The Commissioner's view is that he will attempt to apply the domestic anti-avoidance provisions to deny the benefit of the relevant treaty where there are no sound commercial reasons for creating a particular pattern of holding interests and where an arrangement is put in place merely to attract the operation of a particular tax treaty with Australia. The Commissioner uses the example of TPG's three tier structure involving a Dutch company (entitled to the treaty benefits) which was owned by a Luxembourg company and which in turn was owned by a Cayman Islands company.
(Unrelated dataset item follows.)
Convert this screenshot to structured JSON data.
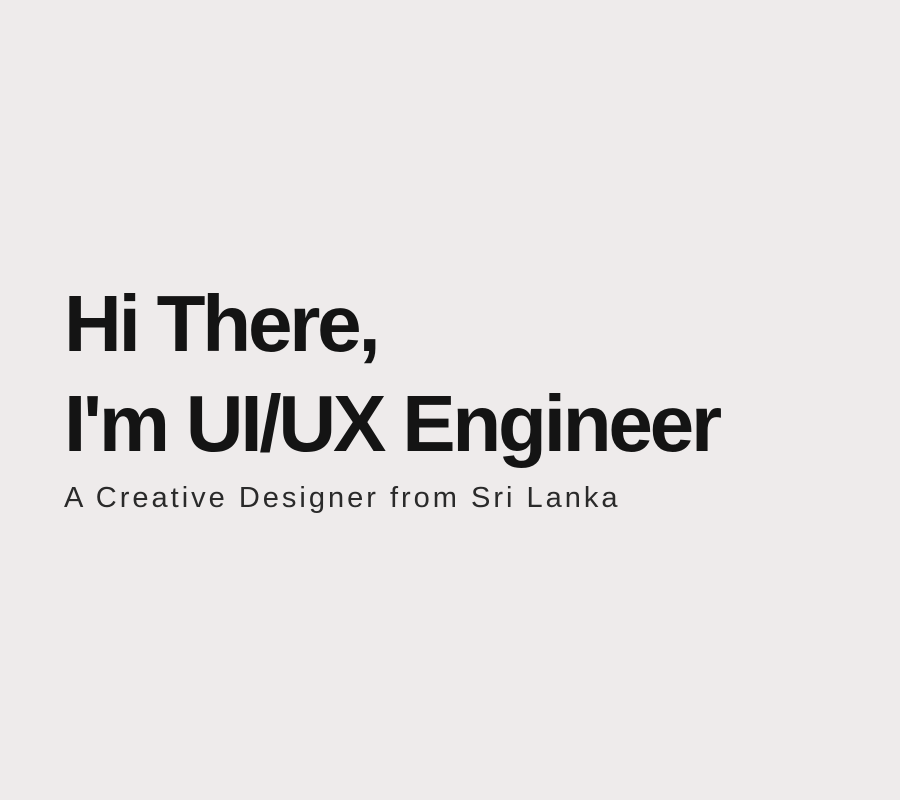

Neither the Luxembourg company, nor the Cayman Island company would have been entitled to benefits under the treaty and would have been taxable on the gain.
This draft TD potentially has broader implications outside of the private equity space, in terms of investment vehicle choices more generally.
Click here to view the draft TD.
Private equity considerations
There are a number of key observations emerging from the recent developments relating to the TPG/Myer transaction, the MIT ED and these draft TDs. In particular:
- for domestic private equity vehicles, which cannot qualify for deemed capital account treatment (MITs) or tax exemptions for qualifying investors (VCLP/ESVCLP), the draft TDs mean that those funds are likely to face significant ATO scrutiny and challenges to any position that gains are on capital account, with no legislative safe harbour which can be adopted;
- for foreign private equity vehicles, it would seem that if these draft TDs are finalised in their current form, significant uncertainty will remain in relation to their inbound investment structures;
- the uncertainty for both domestic and foreign private equity funds, will only be resolved by a change in ATO policy, specific legislation, or alternately a legal challenge which is ultimately resolved by the High Court;
- in the meantime, it would seem that private equity will need to consider:
- what factors, specific to the relevant fund, support an argument that the fund's circumstances are able to be distinguished from the fact patterns described in the revenue account draft TD (relevant to both foreign and domestic funds);
- revisiting existing structures, having regard to the relevant ATO criteria described in the draft TD dealing with Part IVA (relevant to foreign funds);
- whether exits can be achieved without triggering an Australian source for the foreign fund (this will be difficult to achieve in an IPO context); and
- alternative investment structures for future investments – for instance, more direct investments from the ultimate foreign investors using Australian based collective investment vehicles which qualify for MIT / VCLP / ESVCLP treatment.